Several media, both solid and liquid have been described for the cultivation of tubercle bacilli. The solid media contain egg (Lowenstein – Jensen, Petragnini, Dorset), blood (Tarshis), serum (Loeffler) or potato (Pawlowsky). The solid media most widely employed for routine culture is Lowenstein – Jensen (LJ) medium without starch, as recommended by the international union against tuberculosis (IUAT).
On solid media, M. tuberculosis forms dry, rough, raised, irregular colonies with a wrinkled surface. They are creamy white, becoming yellowish or buff colored on further incubation.
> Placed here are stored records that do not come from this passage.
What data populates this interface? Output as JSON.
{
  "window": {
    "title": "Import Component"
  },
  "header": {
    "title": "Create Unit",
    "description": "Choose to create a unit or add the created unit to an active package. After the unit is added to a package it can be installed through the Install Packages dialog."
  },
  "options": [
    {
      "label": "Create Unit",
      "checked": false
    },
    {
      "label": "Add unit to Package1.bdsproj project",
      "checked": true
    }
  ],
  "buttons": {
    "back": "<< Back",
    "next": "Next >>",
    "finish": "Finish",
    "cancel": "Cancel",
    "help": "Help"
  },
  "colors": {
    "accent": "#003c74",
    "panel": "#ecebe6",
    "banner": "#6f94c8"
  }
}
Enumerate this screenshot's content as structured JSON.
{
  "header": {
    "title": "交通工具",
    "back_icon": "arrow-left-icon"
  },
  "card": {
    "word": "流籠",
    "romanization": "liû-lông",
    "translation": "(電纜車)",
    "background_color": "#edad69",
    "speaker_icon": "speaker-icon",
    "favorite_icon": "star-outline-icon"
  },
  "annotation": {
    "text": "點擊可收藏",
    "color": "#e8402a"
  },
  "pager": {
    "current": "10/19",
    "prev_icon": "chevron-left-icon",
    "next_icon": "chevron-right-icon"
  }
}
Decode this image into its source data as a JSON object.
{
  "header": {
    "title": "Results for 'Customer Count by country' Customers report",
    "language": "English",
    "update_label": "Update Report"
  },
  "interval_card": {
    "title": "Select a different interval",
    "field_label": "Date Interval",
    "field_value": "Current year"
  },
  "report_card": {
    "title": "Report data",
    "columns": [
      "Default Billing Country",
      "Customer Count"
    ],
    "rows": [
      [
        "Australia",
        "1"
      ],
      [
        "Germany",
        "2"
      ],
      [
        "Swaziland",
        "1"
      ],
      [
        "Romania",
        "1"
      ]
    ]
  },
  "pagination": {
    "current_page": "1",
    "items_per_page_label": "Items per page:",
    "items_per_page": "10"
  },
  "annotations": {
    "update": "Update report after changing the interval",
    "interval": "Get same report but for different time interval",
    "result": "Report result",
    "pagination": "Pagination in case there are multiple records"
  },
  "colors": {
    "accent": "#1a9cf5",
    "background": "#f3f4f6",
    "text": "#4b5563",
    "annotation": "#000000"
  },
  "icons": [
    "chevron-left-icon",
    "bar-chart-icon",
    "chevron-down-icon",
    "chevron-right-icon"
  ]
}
Mycobacteria are not specially heat resistant, being killed at 60 C in 15 – 20 minutes. Survival is influenced by the material in which the bacteria are present. Culture of mycobacteria may be killed on the exposure of sunlight for two hours, but bacilli in sputum may remain alive for 20 – 30 hours. Bacilli in droplet nuclei may retain viability for 8 – 10 days under suitable conditions. Cultures of mycobacteria remains viable at room temperature for 6- 8 months and may be stored for pluto two years at -20 C.
Tubercle bacilli are relatively resistant to chemical disinfectants, surviving exposure to 5% phenol, 15% sulphuric acid, 3% nitric acid.
Mycobacteria are destroyed by tincture of iodine in five minutes and by 80% ethanol in 2 – 10 minutes. Ethanol is a suitable disinfectant for skin, gloves and clinical thermometers.
The source of infection is usually an open case of pulmonary tuberculosis. It is estimated that an open case of tuberculosis in India my infect on an average some 25 contacts before death or cure.
The mode of infection is by direct inhalation of aerosolized bacilli contained in droplet nuclei of expectorated sputum.
Coughing, sneezing and speaking release numerous droplets – as many as 3000 infectious nuclei per cough. Dried bacilli in dust are much less infectious. Spread occurs most often among household or other close and prolonged contacts.
Reference: The Text Book Of Microbiology